"It Cannot Fail to Please" is a pattern that was originaly published in Woman's Weekly magazine in 1938. It has been republished twice. In 1972 it appeared in it's original format as part of Jane Wallen's A Stitch in Time. It is also included in the new Stitch in Time alongside a new, "modern" version of the pattern. I used the original pattern.
Although a total pain in the butt, it is not uncommon for patterns from this era to gloss over finished measurements or to only offer one size . I sallied forth and trusted in the skinnyness of the model.
The pattern called for "Grenock", a 3-ply Super Fingering (which was apparently hard to get even in '38) and No.10 and 13 needles. I substituted Zitron's Trekking Pro Natura, a fine sock yarn, and used vintage needles in the same sizes. I almost always use sock yarn with vintage jumper patterns. It's a good substitution for 'jumper weight' yarn. If a pattern calls for 4-ply, I use a heavier fingering weight. Bottom line, I substitute according to gauge. Often times a vintage pattern will give gauge over a pattern repeat. Sometimes the gauge will be over stockinette and so extra gauge swatches must be made (but that's another post).
I enjoyed knitting this firm but lacy fabric very much. Unfortunately, once I was done and had blocked, I knew it was going to be way too big on me (okay, I knew before that). I didn't much mind; the point had been to recreate this sweater as it would have been. Typically, there were next to no finishing instructions in the original pattern, so I seamed the sides and shoulders the way I usually do. A little fiddling was needed because the lace pattern made the edges wave in and out on it's own. To tailor it to myself, I put on the seamed sweater (a vest at this point). Using mattress stitch I cinched in the sides. Imagine those Mad Magazine comics that had you fold in the sides, A meeting B, so that a new image appeared.
Then there were the sleeves.
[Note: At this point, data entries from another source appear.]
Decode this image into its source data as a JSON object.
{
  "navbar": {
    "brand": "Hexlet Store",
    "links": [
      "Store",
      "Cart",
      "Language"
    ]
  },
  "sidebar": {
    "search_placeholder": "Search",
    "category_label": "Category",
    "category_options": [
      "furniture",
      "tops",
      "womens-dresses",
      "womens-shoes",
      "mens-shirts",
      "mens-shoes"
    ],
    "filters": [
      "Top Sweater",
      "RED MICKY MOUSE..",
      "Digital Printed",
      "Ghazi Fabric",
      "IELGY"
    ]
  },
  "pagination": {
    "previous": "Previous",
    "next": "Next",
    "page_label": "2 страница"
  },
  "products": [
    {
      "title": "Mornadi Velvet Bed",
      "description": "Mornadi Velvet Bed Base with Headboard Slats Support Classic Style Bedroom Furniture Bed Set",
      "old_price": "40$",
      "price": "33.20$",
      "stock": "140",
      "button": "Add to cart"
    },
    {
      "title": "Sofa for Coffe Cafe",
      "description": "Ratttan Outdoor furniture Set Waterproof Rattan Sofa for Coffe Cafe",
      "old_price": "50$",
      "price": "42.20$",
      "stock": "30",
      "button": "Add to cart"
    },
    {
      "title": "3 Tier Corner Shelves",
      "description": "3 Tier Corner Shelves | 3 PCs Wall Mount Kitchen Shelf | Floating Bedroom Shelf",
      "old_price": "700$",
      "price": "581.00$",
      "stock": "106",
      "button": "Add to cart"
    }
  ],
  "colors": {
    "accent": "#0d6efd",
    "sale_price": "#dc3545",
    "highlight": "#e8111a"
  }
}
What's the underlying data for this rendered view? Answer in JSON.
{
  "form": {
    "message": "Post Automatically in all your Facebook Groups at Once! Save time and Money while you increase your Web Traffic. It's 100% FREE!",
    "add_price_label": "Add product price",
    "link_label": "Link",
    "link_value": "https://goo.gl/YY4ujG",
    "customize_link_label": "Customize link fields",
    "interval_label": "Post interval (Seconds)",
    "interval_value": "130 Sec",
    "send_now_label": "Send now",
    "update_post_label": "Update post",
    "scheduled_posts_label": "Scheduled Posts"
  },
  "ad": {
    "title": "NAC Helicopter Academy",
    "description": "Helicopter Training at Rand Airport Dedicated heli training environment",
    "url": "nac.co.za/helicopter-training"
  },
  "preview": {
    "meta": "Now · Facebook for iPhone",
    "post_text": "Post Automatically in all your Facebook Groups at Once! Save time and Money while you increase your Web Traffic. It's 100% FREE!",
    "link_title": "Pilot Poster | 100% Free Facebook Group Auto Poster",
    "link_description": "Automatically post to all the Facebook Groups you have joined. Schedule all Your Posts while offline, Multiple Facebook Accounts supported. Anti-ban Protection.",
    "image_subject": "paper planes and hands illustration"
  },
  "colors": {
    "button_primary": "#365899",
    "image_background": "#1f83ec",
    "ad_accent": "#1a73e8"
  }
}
Really, the sleeves were the whole point of the sweater for me. I wanted them to puff as they do in the original pattern's photo and, although I am not adverse to shoulder pads and padding, I wanted to see if I could make them puff on their own, unsupported.
That said, I didn't want to change the way that the sleeve was knit. I knit them true to pattern but did use the smaller, ribbing needles to cast off very tightly. I left a very long tail of Trekking. I then pleated the tops of the sleeves and sewed these folds in place using the tail. I also seamed the arm ribbing with the cast on tail.
I tried the vest on at this point, sliding the sleeve up my arm. I played with placement and found that for the kind of puff projection that I wanted I needed to attach the head of the sleeve not to the armseye, but to the side of the neck edging which is square and worked in garter stitch.
Not only did this place the puff early and high on the shoulder, it also allowed the puff something firm and stable (the garter stitch) from which to project. In a puff sleeve the most important section is the very head of the sleeve and the section to which it is attached. In a lacy sweater it can be hard to avoid deflated puffs; the fabric just isn't strong enough to stand up it's own.
After sewing down the pleated section, which was determined by the sleeve's various rates of decrease, I lay the sweater out and eased the sleeve out so that the bottom of the sleeve hit the body at the right place. I tacked this in place.
The sides of the sleeve now lay on top of the sides of the front and back sides of the sweater. Using the same mattress stitch technique I used to tailor the sides, I attached the sides of the arm to the sides of the sweater, matching lace motifs as closely as possible.
I have extra fabric on the inside now, but as the yarn is so fine and the fabric lacy, it didn't really add bulk.
In my experience xs or vintagey sized jumpers can have very tight arm bands.
I recommend blocking the ribbing on the arm if you have thicker upper arms like me. Do not block the bottom body band ribbing. The nipped in waist of these sweaters are responsible for a big chunk of their charm.
After doing all this I decided I had better sit down and write a post about puff sleeves. Then it turned into a tutorial. Then an article with tutorials, then a series of articles with background, silly drawings and tutorials.
I feel the need to take a stand against puff nay-sayers. I couldn't look like an American football player, or a muscle man if I tried. I think the de-puffing of vintage patterns is a crying shame and that anti shoulder pad fury is misplaced.